A new jacket, just finished and shipped last week. ‘Flame’, because I thought those narrow pieced strips looked like rows of lit matches.
The vertical strips are cut from the facings found in some kimonos. See how they fade from a deep red to white? That’s because a Japanese artisan, with a broad brush, painted along the fabric’s edge and let the red color bleed into the white.
The painted pieces were originally used for the inside edges of kimonos so that when the wearer walks and moves, the edges flip open to revel a bold bit of color. It’s a flirty, hide and revel, coquettish kind of a thing.
They come in lots of colors, the blue example above or here’s a pink and the red that I used for my jacket “Flame”. Pretty, yes?
I love this stuff. I’ve used it in small pieces, as with this jacket, or in their full width. I have a couple examples one on my website, a jacket called ‘Eddies’ [under “other tops”] or here on my blog, one of my first posts, a white on white jacket, listed under ‘applique‘.
Caroline Macomber says
Dear Ann- It was great to read about how ‘Flame’ was made.

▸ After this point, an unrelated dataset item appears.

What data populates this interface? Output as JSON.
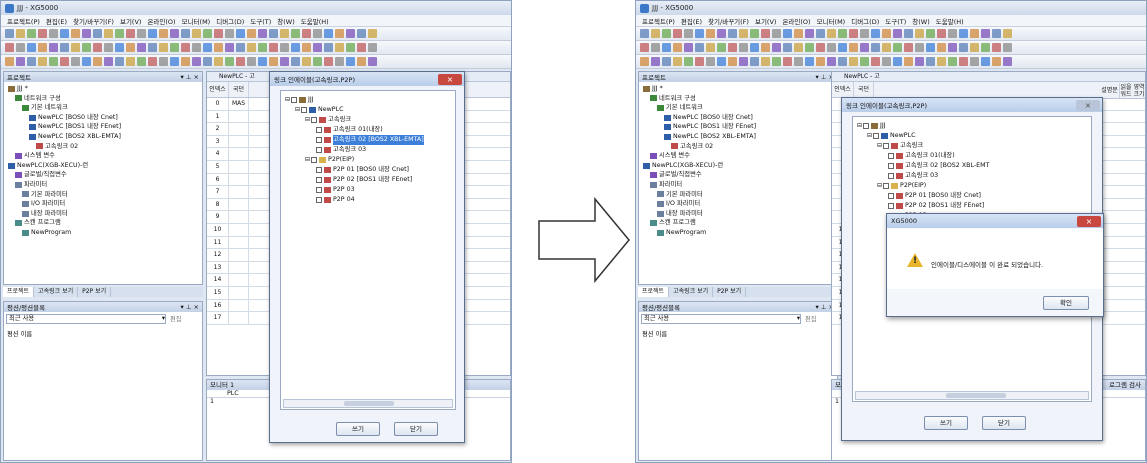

I’m so glad to know where the silk came from – I will enjoy the jacket even more thinking about the Japanese artist letting the color wash into the fabric… to say nothing of your picking up on that and incorporating it into a work of art…